** Goal of the exercise **
The answer should consist of all the records, copied exactly.

[Component data from apps and pages]

______________________________

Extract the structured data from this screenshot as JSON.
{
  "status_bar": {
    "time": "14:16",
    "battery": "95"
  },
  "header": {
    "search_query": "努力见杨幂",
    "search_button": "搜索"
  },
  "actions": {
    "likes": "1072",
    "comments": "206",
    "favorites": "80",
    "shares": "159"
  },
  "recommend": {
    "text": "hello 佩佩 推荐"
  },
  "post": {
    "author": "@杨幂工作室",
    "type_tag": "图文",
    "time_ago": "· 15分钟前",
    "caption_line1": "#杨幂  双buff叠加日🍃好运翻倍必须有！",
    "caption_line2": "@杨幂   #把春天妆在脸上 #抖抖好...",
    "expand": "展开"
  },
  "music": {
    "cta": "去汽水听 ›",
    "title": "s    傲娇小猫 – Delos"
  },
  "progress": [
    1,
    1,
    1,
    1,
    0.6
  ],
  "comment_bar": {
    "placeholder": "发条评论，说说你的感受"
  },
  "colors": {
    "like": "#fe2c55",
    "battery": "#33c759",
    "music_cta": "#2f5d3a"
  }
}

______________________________

** Response box **
Extract the structured data from this screenshot as JSON.
{
  "status_bar": {
    "time": "14:16",
    "battery": "95"
  },
  "header": {
    "search_query": "努力见杨幂",
    "search_button": "搜索"
  },
  "actions": {
    "likes": "1072",
    "comments": "206",
    "favorites": "80",
    "shares": "159"
  },
  "recommend": {
    "text": "hello 佩佩 推荐"
  },
  "post": {
    "author": "@杨幂工作室",
    "type_tag": "图文",
    "time_ago": "· 15分钟前",
    "caption_line1": "#杨幂  双buff叠加日🍃好运翻倍必须有！",
    "caption_line2": "@杨幂   #把春天妆在脸上 #抖抖好...",
    "expand": "展开"
  },
  "music": {
    "cta": "去汽水听 ›",
    "title": "s    傲娇小猫 – Delos"
  },
  "progress": [
    1,
    1,
    1,
    1,
    0.6
  ],
  "comment_bar": {
    "placeholder": "发条评论，说说你的感受"
  },
  "colors": {
    "like": "#fe2c55",
    "battery": "#33c759",
    "music_cta": "#2f5d3a"
  }
}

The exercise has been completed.